219
Three-dimensional optical turbulence assessments from doppler weather radar for laser applications

- Indicates paper has been withdrawn from meeting
- Indicates an Award Winner
Monday, 24 January 2011
Three-dimensional optical turbulence assessments from doppler weather radar for laser applications
Washington State Convention Center
Steven T. Fiorino, Air Force Institute of Technology, Wright-Patterson AFB, OH; and R. M. Randall, A. D. Downs, R. J. Bartell, M. J. Krizo, and S. J. Cusumano

Poster PDF (1.5 MB)
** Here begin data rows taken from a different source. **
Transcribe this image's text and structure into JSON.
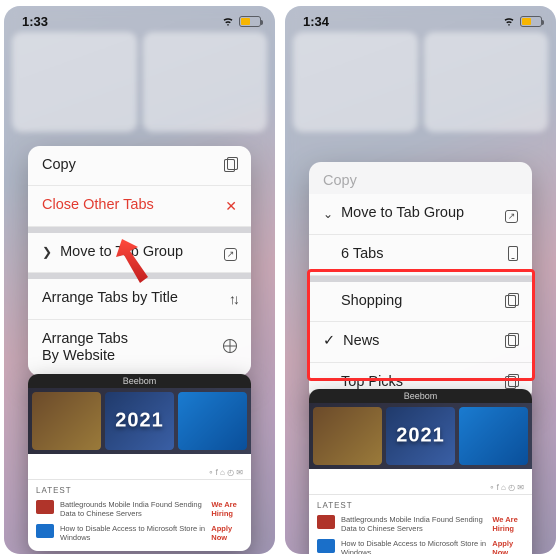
{
  "left": {
    "time": "1:33",
    "menu": {
      "copy": "Copy",
      "close_other": "Close Other Tabs",
      "move": "Move to Tab Group",
      "arrange_title": "Arrange Tabs by Title",
      "arrange_site_l1": "Arrange Tabs",
      "arrange_site_l2": "By Website"
    }
  },
  "right": {
    "time": "1:34",
    "menu": {
      "copy": "Copy",
      "move": "Move to Tab Group",
      "tabs_count": "6 Tabs",
      "groups": [
        "Shopping",
        "News",
        "Top Picks"
      ],
      "selected_index": 1
    }
  },
  "tabcard": {
    "site": "Beebom",
    "hero_year": "2021",
    "latest_label": "LATEST",
    "items": [
      "Battlegrounds Mobile India Found Sending Data to Chinese Servers",
      "How to Disable Access to Microsoft Store in Windows"
    ],
    "hiring": "We Are Hiring",
    "apply": "Apply Now"
  },
  "colors": {
    "destructive": "#e23b30",
    "highlight": "#ff2d2d",
    "battery": "#f7b500"
  }
}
The ultimate goal of this study is to expand the spectral range of surface layer optical turbulence (Cn2) models from their present valid range in the visible and infrared to a much broader 400 nm to 8.6 m spectral range. An immediate benefit of such a spectral expansion would be the capability to convert radar-measured Cn2 to laser wavelength Cn2, and then use radar-derived optical turbulence to improve free space laser and high energy laser applications. The experimental technique developed is compared to and validated against field test data. The field tests compare National Weather Service radar data to Cn2 measurements obtained from scintillometers, range-gated experimental turbulence profilers, and surface layer turbulence deduced from similarity theory. The field tests were conducted at Starfire Optical Range (SOR), the High Energy Laser Systems Test Facility (HELSTF), and Wright-Patterson AFB. This research shows that 3-D fields of optical turbulence, Cn2, can be deduced from operational Weather Surveillance Radar 88-D Next Generation (WSR-88D NEXRAD) clear-air volumetric reflectivity scans. This is accomplished by relating turbulence backscattering characteristics to Cn2 equations for radar. The Cn2 fields deduced from radar are converted to wavelength-specific Cn2 values using a 400 nm to 8.6 meter anomalous dispersion index of refraction calculator coupled with a wind speed and terrain effects spectral modulator function. Thus 3-D fields of Cn2 values within the atmospheric boundary layer for visible and infrared wavelengths can be obtained from widely available internet reflectivity scans from weather radars. Range-gated radar results are compared to range-gated turbulence profiler measurements.